Living in Northwest Montana

Living in Northwest Montana

Living in Northwest Montana

Have you longed to live in Montana since you visited Glacier National Park, perhaps decades ago or just last year? If so, you are not alone! Moving to and living in Montana can be quite the change, especially if you are coming from a warmer climate. Montana Property Angels is here to fill you on what you might not know already!

I’m in love with Montana. For other states I have admiration, respect, recognition, even some affection. But with Montana, it is love. And it’s difficult to analyze love when you’re in it.

-John Steinbeck

Montana in Numbers

4th Largest State

44th Largest Population

53 State Parks

100 Craft Breweries

3223 Lakes

28 Million Acres of Pubic Land

In Montana, if you don’t like the weather, wait 5 minutes”

-Any Montana Local

Montana is proud to say we experience all four seasons each year. From pristine summer days with highs in the 80’s to peaceful winter days with lows in the teens, Montana has a bit of every weather type. 

Be prepared to make the most of the great outdoors in summer, when much that is covered in snow through winter is accessible. Fall is a favorite season for many locals, when not only the maple trees burst with color, but the mountains also glow yellow from the changing tamarack trees. 

If you are coming from a warmer climate, expect to need new attire for winter weather! Besides a well-insulated and water-resistant coat and boots, you’ll also want hats, gloves, scarves, and, for those extra brisk days, thermals! The gear you will want for everyday use will be different from what you will use for outdoor exploring like skiing and snowboarding.

Nature is not a place to visit. It is home.”

-Gary Snyder

Northwest Montana has an abundance to offer any outdoor enthusiast, regardless of how you prefer to experience nature. With approximately 30% of Montana being made up of public lands, you never have to go far to be wild and free.

Flathead Lake is the largest fresh-water lake west of the Mississippi, with over 185 miles of shoreline. Fishing, boating, paddle sports, swimming, sailing, windsurfing, you name it, if it can be done on water it’s happening on Flathead Lake. You can find vendors offering motorize and non-motorized rentals around the lake, and public accesses scattered along the pristine shores. Cruises and guided expeditions are also available for the slightly less-adventurous types.
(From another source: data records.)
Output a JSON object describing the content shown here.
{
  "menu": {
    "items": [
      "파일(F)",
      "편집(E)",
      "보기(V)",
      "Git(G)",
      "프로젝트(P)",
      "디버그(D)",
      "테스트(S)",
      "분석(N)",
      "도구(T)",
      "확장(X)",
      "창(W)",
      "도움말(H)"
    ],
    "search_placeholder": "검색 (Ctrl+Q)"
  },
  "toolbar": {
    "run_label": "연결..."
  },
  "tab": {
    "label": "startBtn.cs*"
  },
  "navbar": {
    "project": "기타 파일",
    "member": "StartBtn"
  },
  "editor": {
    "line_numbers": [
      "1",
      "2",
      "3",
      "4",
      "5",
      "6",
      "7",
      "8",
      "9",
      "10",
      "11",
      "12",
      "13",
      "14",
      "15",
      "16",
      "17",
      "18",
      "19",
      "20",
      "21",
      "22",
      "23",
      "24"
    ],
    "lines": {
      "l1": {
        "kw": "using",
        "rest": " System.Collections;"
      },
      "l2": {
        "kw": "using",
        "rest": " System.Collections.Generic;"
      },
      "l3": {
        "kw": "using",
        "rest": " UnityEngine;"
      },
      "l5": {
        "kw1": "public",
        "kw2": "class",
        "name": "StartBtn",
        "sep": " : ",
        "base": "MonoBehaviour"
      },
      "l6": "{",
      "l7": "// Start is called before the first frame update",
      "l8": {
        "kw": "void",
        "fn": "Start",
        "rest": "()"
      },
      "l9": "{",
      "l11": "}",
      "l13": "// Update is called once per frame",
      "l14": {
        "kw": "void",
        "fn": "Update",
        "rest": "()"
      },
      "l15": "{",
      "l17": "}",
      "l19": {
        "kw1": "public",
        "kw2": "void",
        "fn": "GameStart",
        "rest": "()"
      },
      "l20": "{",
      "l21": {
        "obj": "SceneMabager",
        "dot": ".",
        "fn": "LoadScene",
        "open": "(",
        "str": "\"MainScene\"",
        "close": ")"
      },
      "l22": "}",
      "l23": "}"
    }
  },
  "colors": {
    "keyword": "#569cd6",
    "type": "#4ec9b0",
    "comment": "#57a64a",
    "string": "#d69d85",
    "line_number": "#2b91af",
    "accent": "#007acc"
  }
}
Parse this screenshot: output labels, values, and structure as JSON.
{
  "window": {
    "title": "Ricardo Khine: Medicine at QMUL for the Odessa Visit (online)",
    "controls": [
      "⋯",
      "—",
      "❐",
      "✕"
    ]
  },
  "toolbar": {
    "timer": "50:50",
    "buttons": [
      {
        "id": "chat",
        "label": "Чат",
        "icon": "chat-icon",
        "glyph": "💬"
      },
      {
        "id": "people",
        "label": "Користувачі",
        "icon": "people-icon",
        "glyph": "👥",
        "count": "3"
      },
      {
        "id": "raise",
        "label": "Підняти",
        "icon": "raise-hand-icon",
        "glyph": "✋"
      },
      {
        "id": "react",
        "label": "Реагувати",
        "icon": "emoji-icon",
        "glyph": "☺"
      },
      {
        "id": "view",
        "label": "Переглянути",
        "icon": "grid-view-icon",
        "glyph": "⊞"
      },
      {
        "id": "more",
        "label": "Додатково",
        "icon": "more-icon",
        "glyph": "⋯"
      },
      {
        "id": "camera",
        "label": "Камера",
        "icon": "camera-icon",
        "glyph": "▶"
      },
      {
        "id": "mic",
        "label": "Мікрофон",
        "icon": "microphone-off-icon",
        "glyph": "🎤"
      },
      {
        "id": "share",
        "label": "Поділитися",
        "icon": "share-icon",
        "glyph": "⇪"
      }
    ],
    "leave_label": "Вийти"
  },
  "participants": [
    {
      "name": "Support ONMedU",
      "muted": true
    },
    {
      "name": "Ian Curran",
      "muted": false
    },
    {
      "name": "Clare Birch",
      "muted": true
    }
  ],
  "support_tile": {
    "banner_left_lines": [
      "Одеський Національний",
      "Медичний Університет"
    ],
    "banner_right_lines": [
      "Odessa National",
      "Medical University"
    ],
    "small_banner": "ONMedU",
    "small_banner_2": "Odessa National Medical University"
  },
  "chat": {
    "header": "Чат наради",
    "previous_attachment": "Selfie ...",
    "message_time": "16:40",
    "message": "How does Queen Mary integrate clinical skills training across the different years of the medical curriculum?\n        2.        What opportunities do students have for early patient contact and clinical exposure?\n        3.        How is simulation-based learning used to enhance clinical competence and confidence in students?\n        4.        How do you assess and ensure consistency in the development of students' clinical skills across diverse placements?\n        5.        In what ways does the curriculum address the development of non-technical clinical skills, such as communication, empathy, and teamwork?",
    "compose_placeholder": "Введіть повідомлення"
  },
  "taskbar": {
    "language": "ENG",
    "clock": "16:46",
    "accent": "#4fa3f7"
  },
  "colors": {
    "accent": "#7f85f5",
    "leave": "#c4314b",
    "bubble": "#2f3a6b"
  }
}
Glacier National Park is known for its 734 miles of hiking trails, loved by locals and visitors in the summer, and also accessible for hiking, snow shoeing, cross-country skiing in winter. Spring and fall are great times to get into the park and feel like you have it all to yourself!

Whitefish Mountain Resort is the winter go-to for skiers and snowboarders of all levels. On clear winter days you can see all the way south to Flathead Lake and east to Glacier National Park. Have you heard of snowghosts? Anther unique sighing you’ll find when skiing in Whitefish, Montana. Whitefish Mountain Resort is a mountain biking paradise in summer, in addition to family-friendly attractions like the alpine slide and gondola rides to the Summit House.

Blacktail Mountain Resort offers skiing and snowboarding on the south end of the Flathead Valley overlooking Flathead Lake and the community of Lakeside. Blacktail Mountain is also a great place to start a day of cross-country skiing on the North Shore Nordic Club trails.

Montana, where driving for an hour without seeing anyone is not a sign of the apocalypse”

Getting around Montana is easy thanks to the ever-present mountains reminding you which way is north. It also helps if you have the right wheels!

Your needs will greatly depend on where you choose to live, and how far into the outdoor you plan to explore in your own vehicle. Four-wheel drive is best if you’ll be living and recreating in the mountains, but an experienced winter driver can also get around fine with all-wheel drive.

You will see a lot of trucks and Subaru Outbacks for a reason! A lot of Montanans use studded tires seasonally, which provide extra stability in the snow.   

Wildlife and its habitat cannot speak, so we must and we will.”

-Theodore Roosevelt

Not only do we respectfully enjoy the flora and fauna from a distance in Montana, we also forage, hunt, and fish for it when the right season comes.

The elk and bull trout may reign supreme, but we are in it for morels and huckleberries too. With a good bit of effort and time, and a keen eye, you will have the chance to bring the freshest of harvests from forest to table. 

Areas We Cover